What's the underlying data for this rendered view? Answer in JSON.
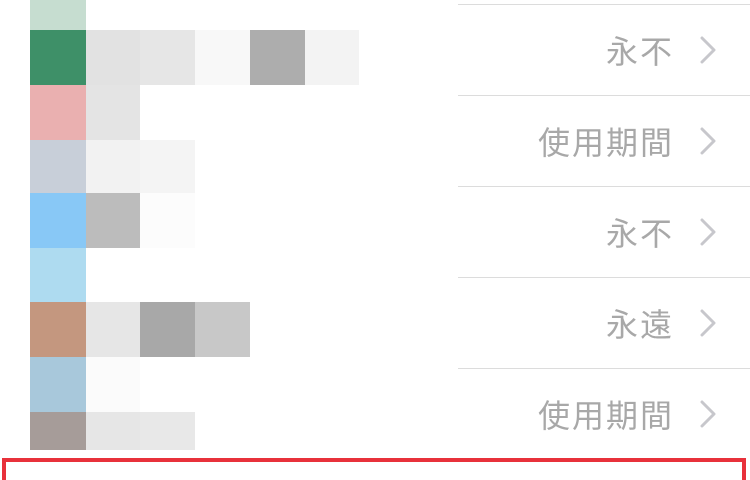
{
  "settings": {
    "rows": [
      {
        "value": "永不"
      },
      {
        "value": "使用期間"
      },
      {
        "value": "永不"
      },
      {
        "value": "永遠"
      },
      {
        "value": "使用期間"
      }
    ]
  },
  "icons": {
    "row_chevron": "chevron-right-icon"
  },
  "colors": {
    "value_text": "#a8a8a8",
    "chevron": "#c7c7cc",
    "separator": "#dcdcdc",
    "highlight": "#e8313b"
  }
}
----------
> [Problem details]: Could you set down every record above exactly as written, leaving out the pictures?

> [Solution for this problem]:
What's the underlying data for this rendered view? Answer in JSON.
{
  "settings": {
    "rows": [
      {
        "value": "永不"
      },
      {
        "value": "使用期間"
      },
      {
        "value": "永不"
      },
      {
        "value": "永遠"
      },
      {
        "value": "使用期間"
      }
    ]
  },
  "icons": {
    "row_chevron": "chevron-right-icon"
  },
  "colors": {
    "value_text": "#a8a8a8",
    "chevron": "#c7c7cc",
    "separator": "#dcdcdc",
    "highlight": "#e8313b"
  }
}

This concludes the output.